◆ **Dataset excerpts**:
********************
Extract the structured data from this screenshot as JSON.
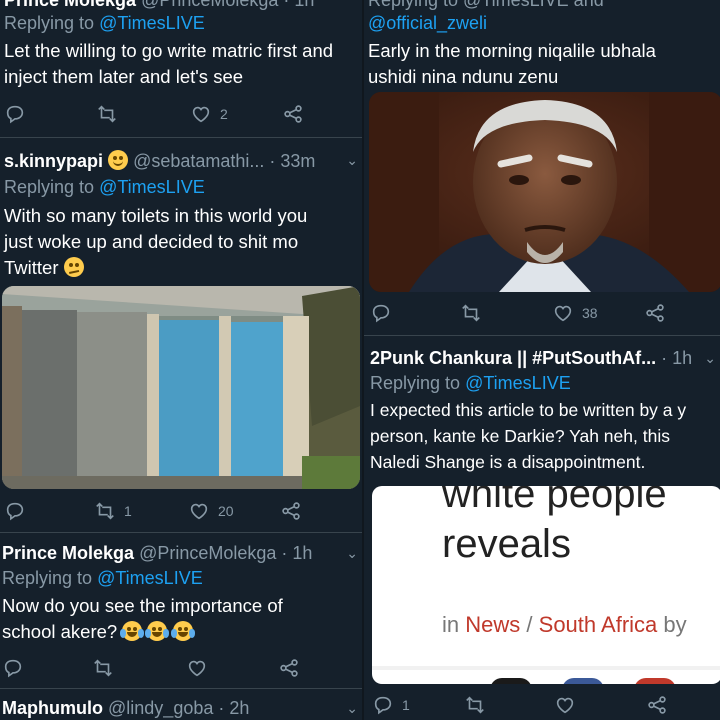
{
  "left": {
    "t1": {
      "name": "Prince Molekga",
      "handle": "@PrinceMolekga · 1h",
      "replying": "Replying to",
      "mention": "@TimesLIVE",
      "text": "Let the willing to go write matric first and inject them later and let's see",
      "likes": "2"
    },
    "t2": {
      "name": "s.kinnypapi",
      "handle": "@sebatamathi... · 33m",
      "replying": "Replying to",
      "mention": "@TimesLIVE",
      "text": "With so many toilets in this world you just woke up and decided to shit mo Twitter",
      "retweets": "1",
      "likes": "20"
    },
    "t3": {
      "name": "Prince Molekga",
      "handle": "@PrinceMolekga · 1h",
      "replying": "Replying to",
      "mention": "@TimesLIVE",
      "text": "Now do you see the importance of school akere?"
    },
    "t4": {
      "name": "Maphumulo",
      "handle": "@lindy_goba · 2h"
    }
  },
  "right": {
    "t1": {
      "replying": "Replying to @TimesLIVE and",
      "mention": "@official_zweli",
      "text": "Early in the morning niqalile ubhala ushidi nina ndunu zenu",
      "likes": "38"
    },
    "t2": {
      "name": "2Punk Chankura || #PutSouthAf...",
      "time": "· 1h",
      "replying": "Replying to",
      "mention": "@TimesLIVE",
      "text": "I expected this article to be written by a y person, kante ke Darkie? Yah neh, this Naledi Shange is a disappointment.",
      "card_headline_top": "white people",
      "card_headline": "reveals",
      "card_meta_in": "in",
      "card_meta_news": "News",
      "card_meta_slash": "/",
      "card_meta_sa": "South Africa",
      "card_meta_by": "by",
      "reply_count": "1"
    }
  },
  "icons": {
    "reply": "reply-icon",
    "retweet": "retweet-icon",
    "like": "heart-icon",
    "share": "share-icon",
    "chevron": "chevron-down-icon"
  },
  "colors": {
    "background": "#15202b",
    "accent": "#1da1f2",
    "muted": "#8899a6",
    "divider": "#38444d"
  }
}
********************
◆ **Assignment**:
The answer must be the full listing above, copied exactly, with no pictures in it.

◆ **Task result**:
Extract the structured data from this screenshot as JSON.
{
  "left": {
    "t1": {
      "name": "Prince Molekga",
      "handle": "@PrinceMolekga · 1h",
      "replying": "Replying to",
      "mention": "@TimesLIVE",
      "text": "Let the willing to go write matric first and inject them later and let's see",
      "likes": "2"
    },
    "t2": {
      "name": "s.kinnypapi",
      "handle": "@sebatamathi... · 33m",
      "replying": "Replying to",
      "mention": "@TimesLIVE",
      "text": "With so many toilets in this world you just woke up and decided to shit mo Twitter",
      "retweets": "1",
      "likes": "20"
    },
    "t3": {
      "name": "Prince Molekga",
      "handle": "@PrinceMolekga · 1h",
      "replying": "Replying to",
      "mention": "@TimesLIVE",
      "text": "Now do you see the importance of school akere?"
    },
    "t4": {
      "name": "Maphumulo",
      "handle": "@lindy_goba · 2h"
    }
  },
  "right": {
    "t1": {
      "replying": "Replying to @TimesLIVE and",
      "mention": "@official_zweli",
      "text": "Early in the morning niqalile ubhala ushidi nina ndunu zenu",
      "likes": "38"
    },
    "t2": {
      "name": "2Punk Chankura || #PutSouthAf...",
      "time": "· 1h",
      "replying": "Replying to",
      "mention": "@TimesLIVE",
      "text": "I expected this article to be written by a y person, kante ke Darkie? Yah neh, this Naledi Shange is a disappointment.",
      "card_headline_top": "white people",
      "card_headline": "reveals",
      "card_meta_in": "in",
      "card_meta_news": "News",
      "card_meta_slash": "/",
      "card_meta_sa": "South Africa",
      "card_meta_by": "by",
      "reply_count": "1"
    }
  },
  "icons": {
    "reply": "reply-icon",
    "retweet": "retweet-icon",
    "like": "heart-icon",
    "share": "share-icon",
    "chevron": "chevron-down-icon"
  },
  "colors": {
    "background": "#15202b",
    "accent": "#1da1f2",
    "muted": "#8899a6",
    "divider": "#38444d"
  }
}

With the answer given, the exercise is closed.